■ Input for this task ■
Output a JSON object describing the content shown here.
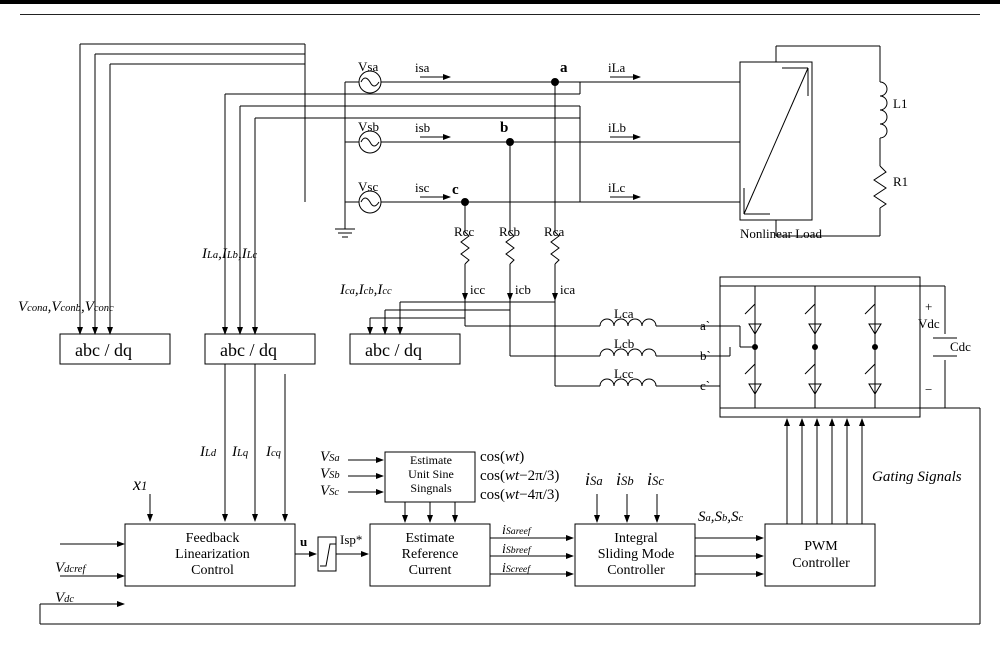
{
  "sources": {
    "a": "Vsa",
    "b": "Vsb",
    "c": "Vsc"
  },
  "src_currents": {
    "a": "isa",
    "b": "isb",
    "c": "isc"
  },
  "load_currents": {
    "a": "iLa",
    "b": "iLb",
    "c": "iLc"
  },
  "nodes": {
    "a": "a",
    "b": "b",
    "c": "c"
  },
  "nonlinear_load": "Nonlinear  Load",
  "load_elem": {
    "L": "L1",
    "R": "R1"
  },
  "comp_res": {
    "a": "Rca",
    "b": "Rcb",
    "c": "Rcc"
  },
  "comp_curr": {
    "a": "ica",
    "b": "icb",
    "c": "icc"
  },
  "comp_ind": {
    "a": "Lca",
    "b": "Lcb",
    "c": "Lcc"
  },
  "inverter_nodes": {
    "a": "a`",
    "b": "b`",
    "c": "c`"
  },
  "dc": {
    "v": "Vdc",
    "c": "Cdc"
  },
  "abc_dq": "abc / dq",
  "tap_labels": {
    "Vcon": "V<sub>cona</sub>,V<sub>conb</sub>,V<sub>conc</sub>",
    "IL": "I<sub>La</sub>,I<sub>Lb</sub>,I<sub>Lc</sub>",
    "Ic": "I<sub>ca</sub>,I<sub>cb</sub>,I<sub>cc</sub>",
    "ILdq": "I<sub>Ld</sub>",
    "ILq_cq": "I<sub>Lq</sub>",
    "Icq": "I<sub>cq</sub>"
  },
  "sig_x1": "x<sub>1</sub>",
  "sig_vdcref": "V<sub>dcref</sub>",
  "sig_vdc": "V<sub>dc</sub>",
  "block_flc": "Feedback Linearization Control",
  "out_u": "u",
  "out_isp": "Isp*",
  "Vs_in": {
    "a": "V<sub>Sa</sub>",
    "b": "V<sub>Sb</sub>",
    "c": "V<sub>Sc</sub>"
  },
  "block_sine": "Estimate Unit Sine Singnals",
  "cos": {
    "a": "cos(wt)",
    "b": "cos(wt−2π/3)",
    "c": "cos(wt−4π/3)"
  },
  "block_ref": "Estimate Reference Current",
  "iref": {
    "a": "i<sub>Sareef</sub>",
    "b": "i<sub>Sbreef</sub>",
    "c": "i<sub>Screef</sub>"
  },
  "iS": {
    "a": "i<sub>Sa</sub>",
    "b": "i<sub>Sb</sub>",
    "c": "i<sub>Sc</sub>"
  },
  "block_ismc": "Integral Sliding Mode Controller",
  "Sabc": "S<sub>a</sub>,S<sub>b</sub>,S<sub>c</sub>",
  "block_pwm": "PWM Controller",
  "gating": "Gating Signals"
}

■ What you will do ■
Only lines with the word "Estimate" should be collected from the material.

■ Result for this task ■
  "block_sine": "Estimate Unit Sine Singnals",
  "block_ref": "Estimate Reference Current",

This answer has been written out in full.